Pest Infestation

Pest infestation is a possibility that cannot be ignored, but it isn’t as common as the other things mentioned so far. Certain types of pests can be problematic for cacti, though, and it could lead to yellowing over time.

For example, spider mites have the potential to kill cacti if they manage to infect plants in large numbers. You’ll be able to recognize these bugs by looking closely and keeping an eye out for their red color.

These tiny bugs can be hard to spot sometimes, but they look like tiny red spiders and they’re well known for bothering many types of plants. Luckily, you can treat your cacti to get rid of spider mites by just using rubbing alcohol.

Spray your cacti down with rubbing alcohol and the spider mites should leave your cacti alone. It’s also wise to separate cacti that have been infested from the other plants to try to keep the mites from spreading.

Other pests to be worried about include aphids and mealybugs. Mealybugs will leave white fuzz on your cacti that will make it easy to tell that they were there.

These annoying pests will suck on cacti and cause them to become damaged over time.
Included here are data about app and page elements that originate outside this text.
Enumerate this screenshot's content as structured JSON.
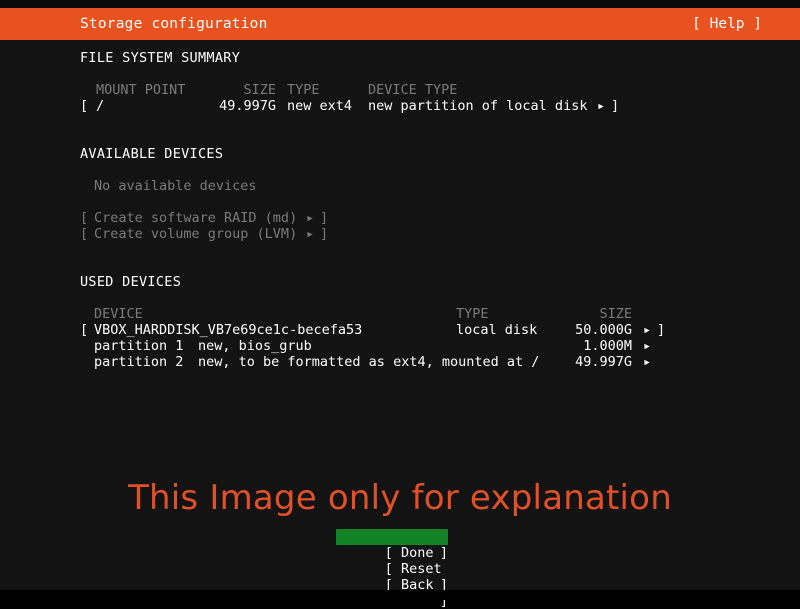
{
  "header": {
    "title": "Storage configuration",
    "help_label": "[ Help ]"
  },
  "colors": {
    "accent_orange": "#e8521f",
    "selected_green": "#118326",
    "background": "#131313",
    "text_bright": "#ffffff",
    "text_dim": "#7a7a7a",
    "watermark": "#e0512a"
  },
  "filesystem_summary": {
    "section_title": "FILE SYSTEM SUMMARY",
    "columns": {
      "mount_point": "MOUNT POINT",
      "size": "SIZE",
      "type": "TYPE",
      "device_type": "DEVICE TYPE"
    },
    "rows": [
      {
        "open_bracket": "[",
        "mount_point": "/",
        "size": "49.997G",
        "type": "new ext4",
        "device_type": "new partition of local disk",
        "arrow": "▸",
        "close_bracket": "]"
      }
    ]
  },
  "available_devices": {
    "section_title": "AVAILABLE DEVICES",
    "empty_message": "No available devices",
    "actions": [
      {
        "open_bracket": "[",
        "label": "Create software RAID (md)",
        "arrow": "▸",
        "close_bracket": "]"
      },
      {
        "open_bracket": "[",
        "label": "Create volume group (LVM)",
        "arrow": "▸",
        "close_bracket": "]"
      }
    ]
  },
  "used_devices": {
    "section_title": "USED DEVICES",
    "columns": {
      "device": "DEVICE",
      "type": "TYPE",
      "size": "SIZE"
    },
    "rows": [
      {
        "open_bracket": "[",
        "device": "VBOX_HARDDISK_VB7e69ce1c-becefa53",
        "type": "local disk",
        "size": "50.000G",
        "arrow": "▸",
        "close_bracket": "]"
      },
      {
        "open_bracket": "",
        "device": "partition 1",
        "type": "new, bios_grub",
        "size": "1.000M",
        "arrow": "▸",
        "close_bracket": ""
      },
      {
        "open_bracket": "",
        "device": "partition 2",
        "type": "new, to be formatted as ext4, mounted at /",
        "size": "49.997G",
        "arrow": "▸",
        "close_bracket": ""
      }
    ]
  },
  "watermark": {
    "text": "This Image only for explanation"
  },
  "buttons": [
    {
      "label": "[ Done",
      "close": "]",
      "selected": true
    },
    {
      "label": "[ Reset",
      "close": "]",
      "selected": false
    },
    {
      "label": "[ Back",
      "close": "]",
      "selected": false
    }
  ]
}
The damage that they cause can lead to rot in some instances.

People use rubbing alcohol spray to get rid of these pests as well, but you could also use soapy water. Handling pest issues will mostly be about spotting the problem before things get too bad.
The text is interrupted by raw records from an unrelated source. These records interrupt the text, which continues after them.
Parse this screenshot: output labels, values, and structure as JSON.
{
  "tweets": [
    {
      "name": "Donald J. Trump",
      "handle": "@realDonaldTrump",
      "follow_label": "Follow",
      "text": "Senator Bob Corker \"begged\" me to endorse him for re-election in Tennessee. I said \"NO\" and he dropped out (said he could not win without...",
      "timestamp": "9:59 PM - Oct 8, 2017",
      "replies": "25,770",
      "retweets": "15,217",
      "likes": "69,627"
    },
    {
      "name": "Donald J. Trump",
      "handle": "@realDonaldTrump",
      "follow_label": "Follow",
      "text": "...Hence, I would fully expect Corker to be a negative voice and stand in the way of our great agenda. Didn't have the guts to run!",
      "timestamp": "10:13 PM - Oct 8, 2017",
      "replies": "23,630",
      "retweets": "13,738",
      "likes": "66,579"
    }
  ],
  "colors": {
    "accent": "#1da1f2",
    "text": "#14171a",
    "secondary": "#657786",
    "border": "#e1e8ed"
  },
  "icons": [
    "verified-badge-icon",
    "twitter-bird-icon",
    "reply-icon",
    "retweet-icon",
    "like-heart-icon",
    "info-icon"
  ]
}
Some people also choose to spray insecticide in the yard where they’re keeping the cacti. You could do this to try to prevent pests from bothering your plants, and it might be beneficial to more than just your cacti.
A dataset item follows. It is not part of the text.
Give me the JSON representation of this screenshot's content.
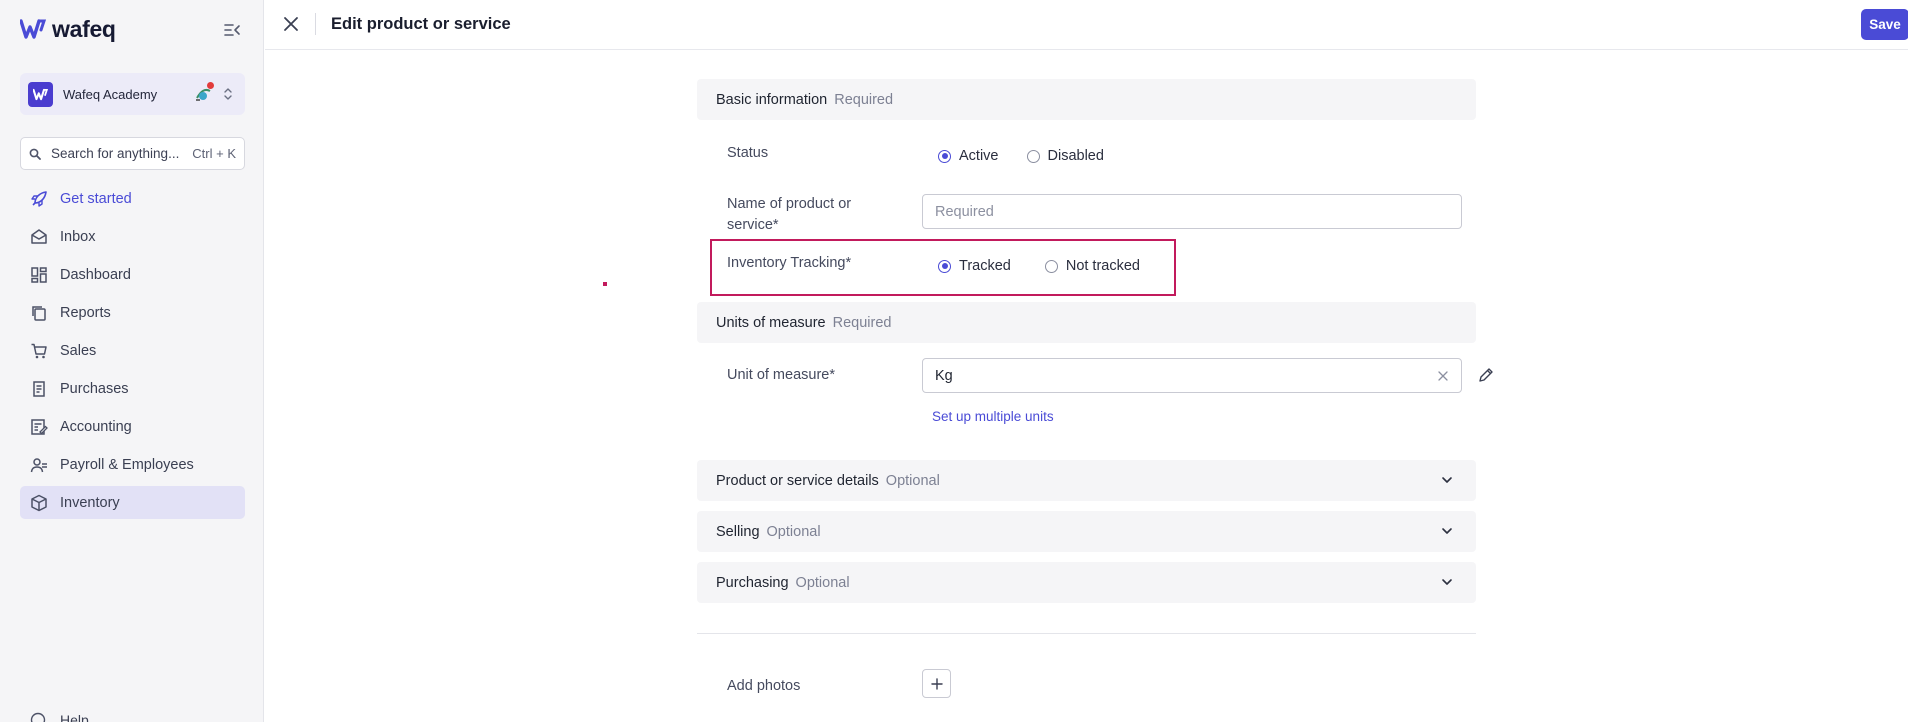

Of course, not everyone likes spraying insecticide because it could also kill beneficial insects. You’ll be able to decide what to do based on what you think is best for your property and your plants.

Sometimes Turning Brown Is Natural

There are circumstances where cacti will turn brown naturally. When some types of cacti reach a certain age, they will go through a process known as corking.

Corking occurs when a cactus begins to mature, and it will start happening at the base of the plant where it’s touching the soil. When a cactus starts corking, it’s going to have a more wood-like appearance.

Sometimes this corking will move up the plant a bit, but other times, it might just stay in one spot. It isn’t something to be worried about and the cactus should still feel firm to the touch upon inspection.

Just take the time to touch the cactus as safely as you can to see what’s going on. If everything is firm, then it’s likely that you’re looking at corking and not some type of problem.

What you want to watch out for is if the cactus turns brown and gets mushy. This isn’t natural, and it’s because the cactus is experiencing some type of rot.

You know all about rot now and what needs to be done to try to help the plant survive. Hopefully, if you’re seeing some browning toward the base of your cactus, it’s just corking and you won’t need to worry.

Final Thoughts

There are so many different reasons why cacti will start to turn yellow or brown. The most common problems are related to watering issues, and you should be able to solve things if you take the right steps to correct your mistakes.

It’s important to water cacti the right way and to avoid letting them get too wet. If you aren’t careful, then you could accidentally cause your cacti to experience root rot, and that won’t be good for any of your plants.

You can take steps to try to protect your cacti from problems such as pests to prevent damage from appearing on them. If you do your best to give your cacti the right care, then you’ll be less likely to have to deal with things such as browning or yellowing.

As noted above, some browning can be a natural part of the maturing process, but you should be able to distinguish that from serious problems easily enough. Be mindful of how dangerous excess moisture can be and try to keep your cacti safe from fungal diseases and cold snaps.

Moving forward, you’ll be a lot more knowledgeable about what you should look out for. Your experiences caring for cacti should be a lot more positive in the future.

Vincent R Caton

Monday 26th of July 2021

I'm wondering why there is no mention of grub/beetle infestation? I've removed many prickly pear and barrel cacti that have been destroyed from the inside by these pests. The smell is worse than raw sewage.